How to make sure your first home buying experience doesn’t leave you penniless.

The biggest do-it-yourself project for a growing number of Canadian homeowners has become the house purchase itself. The 2011 TD Canada Trust First Time Homebuyers Report found that many Canadians are doing it completely on their own, with 45 per cent saying they will be buying their first home independently (rather than with a co-purchaser).But its always advisable to hire services of relevent professionals in real estate to make your dream come true.

Home prices are up across Canada. The Canadian Real Estate Association reports the national average price for homes sold in May 2011 was at a record $376,817, up 8.6 per cent from the same month last year. The increase was largely due to historically high sales activity in selected pricey Vancouver neighbourhoods, and broadly based price gains in Toronto, where supply remains tight relative to demand. If Vancouver sales are excluded from the calculation, the year-over-year change in the national average price amounts to 5.6 per cent; excluding Toronto and Vancouver, prices are up 3.7 per cent.

Rising home prices and tighter mortgage rules are making it harder for first time buyers, and while going it alone is possible, it takes careful planning and advice. You’ll want to ensure, for example, that the mortgage you take on allows room in your budget to set some money aside for the future, because should your financial situation change, you are the only person legally responsible for the mortgage.

Here’s some advice for first-time homebuyers going it alone:

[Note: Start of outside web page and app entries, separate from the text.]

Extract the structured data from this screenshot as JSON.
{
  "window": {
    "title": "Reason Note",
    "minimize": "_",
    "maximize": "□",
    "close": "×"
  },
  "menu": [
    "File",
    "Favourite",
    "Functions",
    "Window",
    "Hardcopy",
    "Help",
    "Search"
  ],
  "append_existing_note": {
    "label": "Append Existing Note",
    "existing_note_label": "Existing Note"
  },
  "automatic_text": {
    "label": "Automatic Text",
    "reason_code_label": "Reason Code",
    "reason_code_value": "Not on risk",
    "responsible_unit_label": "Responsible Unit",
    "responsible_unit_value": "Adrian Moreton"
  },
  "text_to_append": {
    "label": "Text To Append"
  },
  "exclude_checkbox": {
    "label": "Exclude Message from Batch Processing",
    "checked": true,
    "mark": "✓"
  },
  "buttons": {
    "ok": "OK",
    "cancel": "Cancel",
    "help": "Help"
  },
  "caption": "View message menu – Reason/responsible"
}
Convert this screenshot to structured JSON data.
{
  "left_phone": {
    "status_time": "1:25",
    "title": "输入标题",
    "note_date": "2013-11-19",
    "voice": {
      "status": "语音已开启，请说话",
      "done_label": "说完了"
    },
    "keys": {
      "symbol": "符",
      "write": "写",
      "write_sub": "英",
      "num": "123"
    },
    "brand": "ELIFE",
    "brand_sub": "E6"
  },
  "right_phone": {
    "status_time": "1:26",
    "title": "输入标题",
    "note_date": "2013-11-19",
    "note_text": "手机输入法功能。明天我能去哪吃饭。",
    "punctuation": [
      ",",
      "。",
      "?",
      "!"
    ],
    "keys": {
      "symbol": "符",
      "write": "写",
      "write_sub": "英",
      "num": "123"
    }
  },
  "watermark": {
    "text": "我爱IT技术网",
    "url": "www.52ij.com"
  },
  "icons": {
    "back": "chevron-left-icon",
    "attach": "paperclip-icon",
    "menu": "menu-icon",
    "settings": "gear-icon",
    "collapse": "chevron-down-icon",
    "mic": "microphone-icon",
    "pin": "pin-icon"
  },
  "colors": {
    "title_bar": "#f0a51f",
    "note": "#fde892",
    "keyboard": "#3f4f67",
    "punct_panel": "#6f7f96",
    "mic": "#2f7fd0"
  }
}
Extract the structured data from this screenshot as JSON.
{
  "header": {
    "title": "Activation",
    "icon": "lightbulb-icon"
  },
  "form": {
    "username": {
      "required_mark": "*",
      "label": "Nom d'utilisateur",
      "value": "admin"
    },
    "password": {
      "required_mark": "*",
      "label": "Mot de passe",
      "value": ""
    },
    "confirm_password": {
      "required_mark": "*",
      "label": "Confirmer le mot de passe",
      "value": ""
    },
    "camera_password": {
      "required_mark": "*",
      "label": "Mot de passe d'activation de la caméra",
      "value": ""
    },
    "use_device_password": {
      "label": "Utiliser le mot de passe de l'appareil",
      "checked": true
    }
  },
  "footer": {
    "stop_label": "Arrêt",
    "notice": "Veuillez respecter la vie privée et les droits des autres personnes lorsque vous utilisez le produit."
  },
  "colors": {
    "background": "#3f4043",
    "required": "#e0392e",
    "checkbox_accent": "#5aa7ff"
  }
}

  • Buy the house that fits your budget. Better to have a smaller house within your means than a pricey house that forces you to give up your lifestyle. Canada Mortgage and Housing Corporation’s guidelines on affordability say housing costs should not exceed 32 per cent of your gross monthly household income. Housing costs include monthly mortgage payments, taxes and heating expenses. If applicable, this should also include half of your monthly condo fees. Your total monthly debt load should not be more than 40 per cent of your gross monthly income.
  • Build your team. Have your real estate agent, lawyer, home inspector and mortgage lender lined up well in advance. This will save you time and enable you to make an offer if you see a property that you like.
  • List your needs and wants and then provide it to your agent. This will help you focus on the property you want and will save you time when viewing homes. Decide which areas you might be willing to compromise on.